What makes you most excited in your first few months on the job?

There is a lot going on and actually the pace of the days has been a little faster than I thought it would be – I’m excited by that. It’s my first job change in 24 years and I’m really excited about the enthusiasm and commitment from the stakeholders, how excited they are, and about what’s in front of us. We have a really compelling story now with a headquarters hotel coming on-line in a couple of years next to the Oregon Convention Center. In the last couple of years, we have grown our capacity of hotels in Portland by 40 percent downtown, and it will grow another 30-40 percent in the next three to four years. There are also numerous other exciting projects coming online over the next several years throughout the state.

I think that there are a lot of opportunities in the middle that aren’t as shiny as the mega-events but are real economic drivers. There are really exciting dynamics and baselines for us to operate off of and it creates a really amazing canvas that we can paint here. We’ve just touched the surface and I think if we can change our revenue model where we can more proactively and aggressively go after bids that are available without having to pass the hat around. There are a lot of events that are very interested in Oregon.

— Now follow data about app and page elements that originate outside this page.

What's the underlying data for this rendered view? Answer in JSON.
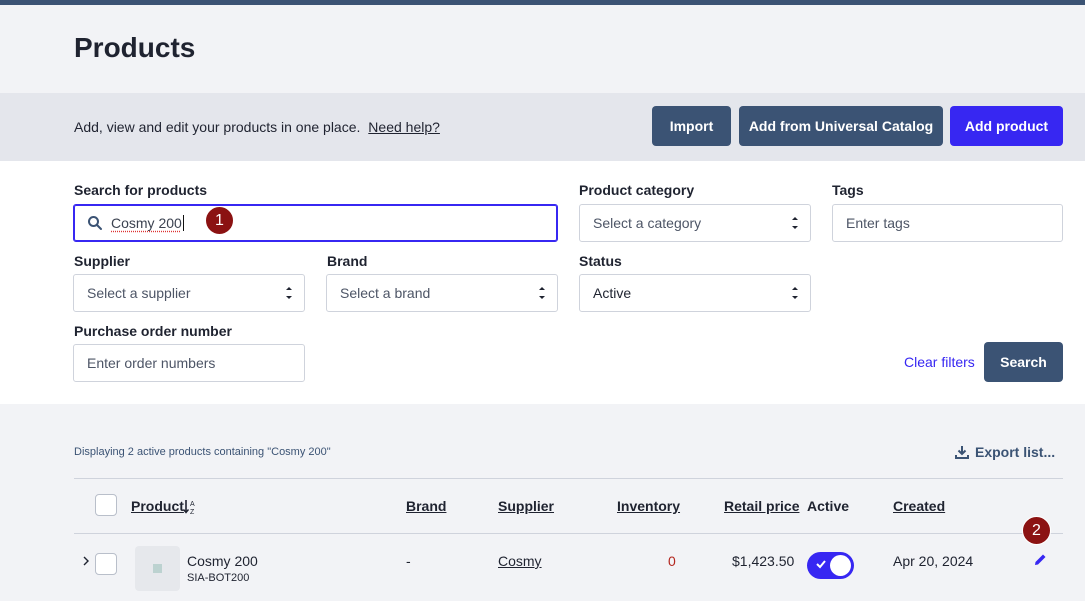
{
  "page": {
    "title": "Products"
  },
  "banner": {
    "text": "Add, view and edit your products in one place.",
    "help_link": "Need help?",
    "import_label": "Import",
    "universal_label": "Add from Universal Catalog",
    "add_label": "Add product"
  },
  "filters": {
    "search": {
      "label": "Search for products",
      "value": "Cosmy 200"
    },
    "category": {
      "label": "Product category",
      "placeholder": "Select a category"
    },
    "tags": {
      "label": "Tags",
      "placeholder": "Enter tags"
    },
    "supplier": {
      "label": "Supplier",
      "placeholder": "Select a supplier"
    },
    "brand": {
      "label": "Brand",
      "placeholder": "Select a brand"
    },
    "status": {
      "label": "Status",
      "value": "Active"
    },
    "po": {
      "label": "Purchase order number",
      "placeholder": "Enter order numbers"
    },
    "clear_label": "Clear filters",
    "search_button": "Search"
  },
  "annotations": {
    "one": "1",
    "two": "2"
  },
  "results": {
    "info": "Displaying 2 active products containing \"Cosmy 200\"",
    "export_label": "Export list..."
  },
  "table": {
    "headers": {
      "product": "Product",
      "brand": "Brand",
      "supplier": "Supplier",
      "inventory": "Inventory",
      "retail": "Retail price",
      "active": "Active",
      "created": "Created"
    },
    "rows": [
      {
        "name": "Cosmy 200",
        "sku": "SIA-BOT200",
        "brand": "-",
        "supplier": "Cosmy",
        "inventory": "0",
        "retail_price": "$1,423.50",
        "active": true,
        "created": "Apr 20, 2024"
      }
    ]
  },
  "colors": {
    "primary": "#3727f2",
    "navy": "#3b5374",
    "badge": "#8b1212",
    "inventory_zero": "#b3261e"
  }
}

Our mission really is economic: drive prosperity for our communities and improve life and opportunity of people in our communities – whether that’s through job creation or how can we impact youth today, because they are the future of sports.

Contact Jim:

Jim Etzel | CEO of Oregon Sports Authority